The official wiki, which is another place where we view, discuss, and solicit feedback, is a great place for documentation, but it's not conducive to discussion, search, or ranking in terms of importance/popularity.
We're currently exploring ways in which we can use technology to collect feedback in a more intelligent and visible way. If you have any suggestions, please let us know.
I can assure you that our team has a strong goal for what we want to accomplish with Guild Wars 2, and hopefully we can get this across in future communications.
It's frightening how much this mirrors recent events with the push for the NPE in GW2. The concern for the gameplay being dumbed down, the efforts by the devs to become just a little more transparent on what they're thinking, the downplaying of criticism from any one source because, "we look at feedback from many places, so your specific concerns here can't be that important," avoiding direct communication with or giving answers to troubled players by redirecting them via PR speak to pretty blog posts and videos, it's all here. In particular though, I and my past self both liked that second to last line.
"I can assure you that our team has a strong goal for what we want to accomplish with Guild Wars 2, and hopefully we can get this across in future communications."

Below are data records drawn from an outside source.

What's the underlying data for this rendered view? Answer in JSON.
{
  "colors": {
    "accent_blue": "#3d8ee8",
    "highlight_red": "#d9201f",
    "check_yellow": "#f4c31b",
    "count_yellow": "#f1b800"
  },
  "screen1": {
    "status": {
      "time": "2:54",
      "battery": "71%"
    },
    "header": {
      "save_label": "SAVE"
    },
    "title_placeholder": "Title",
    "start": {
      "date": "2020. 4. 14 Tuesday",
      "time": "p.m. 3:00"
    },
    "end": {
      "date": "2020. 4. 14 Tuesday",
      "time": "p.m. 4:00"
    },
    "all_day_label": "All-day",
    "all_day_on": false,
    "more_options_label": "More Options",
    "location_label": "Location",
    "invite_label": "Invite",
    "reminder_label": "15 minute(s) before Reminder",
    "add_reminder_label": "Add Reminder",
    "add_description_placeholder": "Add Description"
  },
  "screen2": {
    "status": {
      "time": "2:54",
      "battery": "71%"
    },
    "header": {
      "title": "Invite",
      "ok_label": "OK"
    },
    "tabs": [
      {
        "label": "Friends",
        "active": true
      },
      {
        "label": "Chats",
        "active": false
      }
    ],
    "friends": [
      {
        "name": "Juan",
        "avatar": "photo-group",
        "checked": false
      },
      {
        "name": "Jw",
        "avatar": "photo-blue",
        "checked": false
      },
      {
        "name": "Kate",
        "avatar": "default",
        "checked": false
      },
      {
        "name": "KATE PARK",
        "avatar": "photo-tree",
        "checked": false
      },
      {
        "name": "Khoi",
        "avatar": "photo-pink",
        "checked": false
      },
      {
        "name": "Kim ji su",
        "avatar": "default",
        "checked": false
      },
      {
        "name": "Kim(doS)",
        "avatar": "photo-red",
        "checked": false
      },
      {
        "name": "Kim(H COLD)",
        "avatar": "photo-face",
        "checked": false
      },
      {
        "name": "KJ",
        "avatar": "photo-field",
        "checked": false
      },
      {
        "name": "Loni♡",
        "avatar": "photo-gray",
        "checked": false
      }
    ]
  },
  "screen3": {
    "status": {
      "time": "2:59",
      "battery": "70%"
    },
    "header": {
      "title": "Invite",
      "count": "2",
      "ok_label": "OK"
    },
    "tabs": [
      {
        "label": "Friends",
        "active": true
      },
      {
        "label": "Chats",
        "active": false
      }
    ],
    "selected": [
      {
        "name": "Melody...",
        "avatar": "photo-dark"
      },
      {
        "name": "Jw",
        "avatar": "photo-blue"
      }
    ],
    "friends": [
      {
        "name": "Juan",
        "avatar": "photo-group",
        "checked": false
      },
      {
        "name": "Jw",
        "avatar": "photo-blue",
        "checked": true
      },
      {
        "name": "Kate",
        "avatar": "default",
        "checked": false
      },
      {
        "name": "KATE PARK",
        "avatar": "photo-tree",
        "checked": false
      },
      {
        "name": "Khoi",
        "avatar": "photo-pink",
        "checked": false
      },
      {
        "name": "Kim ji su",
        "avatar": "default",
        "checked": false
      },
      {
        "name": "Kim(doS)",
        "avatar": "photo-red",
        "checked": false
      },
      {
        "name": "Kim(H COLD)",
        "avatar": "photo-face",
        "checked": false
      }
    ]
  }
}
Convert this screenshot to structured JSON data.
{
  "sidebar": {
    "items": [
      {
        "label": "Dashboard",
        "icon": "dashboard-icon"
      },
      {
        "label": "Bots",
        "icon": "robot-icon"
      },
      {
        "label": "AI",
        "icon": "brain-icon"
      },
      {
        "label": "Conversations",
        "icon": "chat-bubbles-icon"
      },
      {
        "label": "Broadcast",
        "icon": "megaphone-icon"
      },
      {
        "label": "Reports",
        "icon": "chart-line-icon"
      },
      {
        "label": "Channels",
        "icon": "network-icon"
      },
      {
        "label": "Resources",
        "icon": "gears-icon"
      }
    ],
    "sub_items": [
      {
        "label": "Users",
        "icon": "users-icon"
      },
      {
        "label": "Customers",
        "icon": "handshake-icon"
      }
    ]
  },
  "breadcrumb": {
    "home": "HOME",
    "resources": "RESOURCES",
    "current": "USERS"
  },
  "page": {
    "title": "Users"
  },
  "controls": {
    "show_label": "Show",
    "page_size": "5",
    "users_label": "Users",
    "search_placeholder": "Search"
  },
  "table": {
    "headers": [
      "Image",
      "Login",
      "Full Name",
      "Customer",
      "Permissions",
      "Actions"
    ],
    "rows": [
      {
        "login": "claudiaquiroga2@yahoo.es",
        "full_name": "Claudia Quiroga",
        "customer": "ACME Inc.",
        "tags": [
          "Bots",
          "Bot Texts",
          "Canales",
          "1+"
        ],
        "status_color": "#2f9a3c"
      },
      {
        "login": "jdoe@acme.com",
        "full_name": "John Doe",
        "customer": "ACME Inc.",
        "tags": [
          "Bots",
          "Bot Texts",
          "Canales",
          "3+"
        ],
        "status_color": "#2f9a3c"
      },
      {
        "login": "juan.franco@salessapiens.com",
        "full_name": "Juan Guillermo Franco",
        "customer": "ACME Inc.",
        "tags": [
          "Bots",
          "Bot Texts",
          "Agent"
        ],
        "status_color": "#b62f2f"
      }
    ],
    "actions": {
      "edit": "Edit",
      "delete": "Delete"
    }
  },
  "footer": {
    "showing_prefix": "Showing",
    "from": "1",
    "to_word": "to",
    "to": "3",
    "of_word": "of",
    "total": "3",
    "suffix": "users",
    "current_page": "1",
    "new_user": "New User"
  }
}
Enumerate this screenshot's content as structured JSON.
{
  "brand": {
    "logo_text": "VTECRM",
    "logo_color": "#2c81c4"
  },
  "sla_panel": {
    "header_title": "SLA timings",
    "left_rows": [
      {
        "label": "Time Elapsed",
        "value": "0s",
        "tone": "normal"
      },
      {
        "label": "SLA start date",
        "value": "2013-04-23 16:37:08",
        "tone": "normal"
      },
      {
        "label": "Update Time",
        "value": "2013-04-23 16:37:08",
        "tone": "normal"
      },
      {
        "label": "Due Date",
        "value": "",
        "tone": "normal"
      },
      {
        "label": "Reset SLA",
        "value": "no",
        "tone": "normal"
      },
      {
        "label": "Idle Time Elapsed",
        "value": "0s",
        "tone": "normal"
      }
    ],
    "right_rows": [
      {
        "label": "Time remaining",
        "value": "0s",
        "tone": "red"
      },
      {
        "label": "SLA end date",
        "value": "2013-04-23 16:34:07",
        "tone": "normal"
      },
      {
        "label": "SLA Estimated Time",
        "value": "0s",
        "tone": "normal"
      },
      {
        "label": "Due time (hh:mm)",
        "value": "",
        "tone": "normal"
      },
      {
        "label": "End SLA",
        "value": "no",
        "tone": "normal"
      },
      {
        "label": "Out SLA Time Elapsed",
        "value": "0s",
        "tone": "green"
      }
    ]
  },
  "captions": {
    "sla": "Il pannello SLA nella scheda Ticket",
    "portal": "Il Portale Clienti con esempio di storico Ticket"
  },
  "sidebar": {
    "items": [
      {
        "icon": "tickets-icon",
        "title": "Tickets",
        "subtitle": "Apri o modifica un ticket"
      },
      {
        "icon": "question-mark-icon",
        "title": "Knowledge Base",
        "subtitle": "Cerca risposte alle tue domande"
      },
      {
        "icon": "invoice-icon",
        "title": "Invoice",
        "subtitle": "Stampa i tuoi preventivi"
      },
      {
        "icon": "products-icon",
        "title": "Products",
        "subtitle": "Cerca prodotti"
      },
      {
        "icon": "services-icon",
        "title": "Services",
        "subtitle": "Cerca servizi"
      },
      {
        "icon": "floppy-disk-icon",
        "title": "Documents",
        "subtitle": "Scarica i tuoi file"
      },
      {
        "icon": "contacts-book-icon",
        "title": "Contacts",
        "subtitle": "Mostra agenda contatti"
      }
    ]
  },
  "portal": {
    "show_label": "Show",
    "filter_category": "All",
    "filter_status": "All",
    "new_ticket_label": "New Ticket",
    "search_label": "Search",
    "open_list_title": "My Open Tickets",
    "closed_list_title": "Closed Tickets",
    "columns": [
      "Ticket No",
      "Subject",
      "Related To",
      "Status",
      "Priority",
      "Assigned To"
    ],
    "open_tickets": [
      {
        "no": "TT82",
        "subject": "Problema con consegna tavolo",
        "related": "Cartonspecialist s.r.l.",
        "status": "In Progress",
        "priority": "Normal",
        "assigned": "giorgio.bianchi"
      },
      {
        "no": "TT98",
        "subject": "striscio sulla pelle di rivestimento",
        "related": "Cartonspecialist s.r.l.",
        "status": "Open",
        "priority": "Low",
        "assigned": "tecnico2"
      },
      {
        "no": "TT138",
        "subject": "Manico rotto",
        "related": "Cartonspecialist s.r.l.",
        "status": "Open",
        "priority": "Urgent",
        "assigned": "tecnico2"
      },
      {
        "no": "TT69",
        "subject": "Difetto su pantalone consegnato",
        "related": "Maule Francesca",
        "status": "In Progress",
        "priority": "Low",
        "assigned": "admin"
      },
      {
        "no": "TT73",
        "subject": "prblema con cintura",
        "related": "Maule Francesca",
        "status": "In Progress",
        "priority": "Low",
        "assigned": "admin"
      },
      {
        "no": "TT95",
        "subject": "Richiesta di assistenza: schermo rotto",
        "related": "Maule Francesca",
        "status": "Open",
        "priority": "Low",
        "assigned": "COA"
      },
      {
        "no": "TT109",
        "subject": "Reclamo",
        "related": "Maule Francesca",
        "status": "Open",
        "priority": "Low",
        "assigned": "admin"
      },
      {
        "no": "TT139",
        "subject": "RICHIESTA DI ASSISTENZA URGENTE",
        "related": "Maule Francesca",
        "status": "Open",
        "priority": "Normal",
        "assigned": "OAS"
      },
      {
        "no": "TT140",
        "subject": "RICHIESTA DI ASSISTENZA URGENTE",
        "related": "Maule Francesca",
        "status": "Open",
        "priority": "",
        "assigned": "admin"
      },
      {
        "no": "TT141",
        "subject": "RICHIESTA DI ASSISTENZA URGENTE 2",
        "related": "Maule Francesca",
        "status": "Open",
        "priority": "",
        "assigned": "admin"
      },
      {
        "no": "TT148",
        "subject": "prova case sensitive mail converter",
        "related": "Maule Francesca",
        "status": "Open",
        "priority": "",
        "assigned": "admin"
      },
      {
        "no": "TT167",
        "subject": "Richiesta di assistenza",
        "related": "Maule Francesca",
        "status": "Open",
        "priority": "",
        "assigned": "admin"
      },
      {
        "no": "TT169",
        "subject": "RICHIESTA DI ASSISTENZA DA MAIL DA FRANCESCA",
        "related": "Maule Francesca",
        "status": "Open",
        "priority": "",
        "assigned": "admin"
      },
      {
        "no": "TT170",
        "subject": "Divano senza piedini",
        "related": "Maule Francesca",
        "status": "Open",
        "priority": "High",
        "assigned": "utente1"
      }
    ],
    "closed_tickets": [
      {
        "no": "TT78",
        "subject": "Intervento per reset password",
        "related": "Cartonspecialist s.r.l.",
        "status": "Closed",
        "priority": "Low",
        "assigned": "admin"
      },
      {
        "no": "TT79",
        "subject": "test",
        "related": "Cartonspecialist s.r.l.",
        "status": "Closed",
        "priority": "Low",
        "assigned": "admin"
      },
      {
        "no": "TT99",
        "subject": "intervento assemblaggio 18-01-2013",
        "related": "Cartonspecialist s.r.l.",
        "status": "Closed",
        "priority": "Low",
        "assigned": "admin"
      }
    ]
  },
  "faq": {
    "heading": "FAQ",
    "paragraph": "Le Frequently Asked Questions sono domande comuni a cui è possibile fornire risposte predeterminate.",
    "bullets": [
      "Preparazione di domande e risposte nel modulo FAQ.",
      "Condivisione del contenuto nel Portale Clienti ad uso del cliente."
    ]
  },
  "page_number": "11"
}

If your efforts to communicate this were to make an official forum thread where devs can circlejerk with random passersby, congratulations.
Posted Phineas Poe on 12 September 2014 - 03:54 PM
Whine but i dont see ideas to fix it.
I think we've given a pretty good summation of the problems of Guild Wars 2's endgame and how to fix them, actually. If they choose not to implement anything like it, that's fine. I'll be happy playing ArcheAge (on Kyrios West) until they do, alongside digging through my backlog until Everquest Next releases.
But thanks for the valuable input.
Posted AsgarZigel on 09 September 2014 - 05:24 AM
I think if they bunch up these updates into a single feature pack, they really need some new feature that gets attention, though. Like Precursor crafting or new skills / traits.
Posted Alex Dimitri on 08 September 2014 - 06:22 PM
Anet`s fixation on Living Story made GW2 so underdeveloped game, 2 years Live and we only got two tiny maps to actually expand the world of Tyria !!!
Shame really if you take in consideration that every LS they bring doesn`t give more than 30 - 45 min gameplay and certainly do not bring anything close to challenge why they are so fixated on it ? ? ?
Anet repeat`s over and over that it`s listening to playerbase but their actions speaks different........
For me it`s really simple i supported every game i played with ($) of course when i was satisfied with what they bring to the table, i have GW1 (complete) and i spend over that just to say i`m happy !
GW2 will not see a penny from me simply because i do not want to pay to craft damn things, and do world events over and over again, dungeons are not rewarding (i don`t and i never did run dungeons for coin on the end of it) fractals are same, WvW is stale because you always know winner (even before start) sPvP has only one mode (which is totally silly) and list goes on.......
If Anet want me as happy camper (and i guess i`m not alone on this) here`s few hints:
2.Guild Halls (home instance sucks big time)
3.Hard Core dungeons (possibly raid party`s)
4.More sPvP modes (use your imagination)
5.Balance game (giving meaning to any other build besides Berserker ) note:this doesn`t mean nerf Zerker more !!!
6.Open new zones (large chunks not some crappy little maps with silly achievements)
7.Rework reward system (getting blue/green item after investing 2hrs in let`s say Fractals is bitter disappointment)
8.STOP with crafting everything (crafting is usually the most boring part of any game, and no matter what you craft (Legendary) it wouldn`t make you happy as you actually getting it as a DROP !!!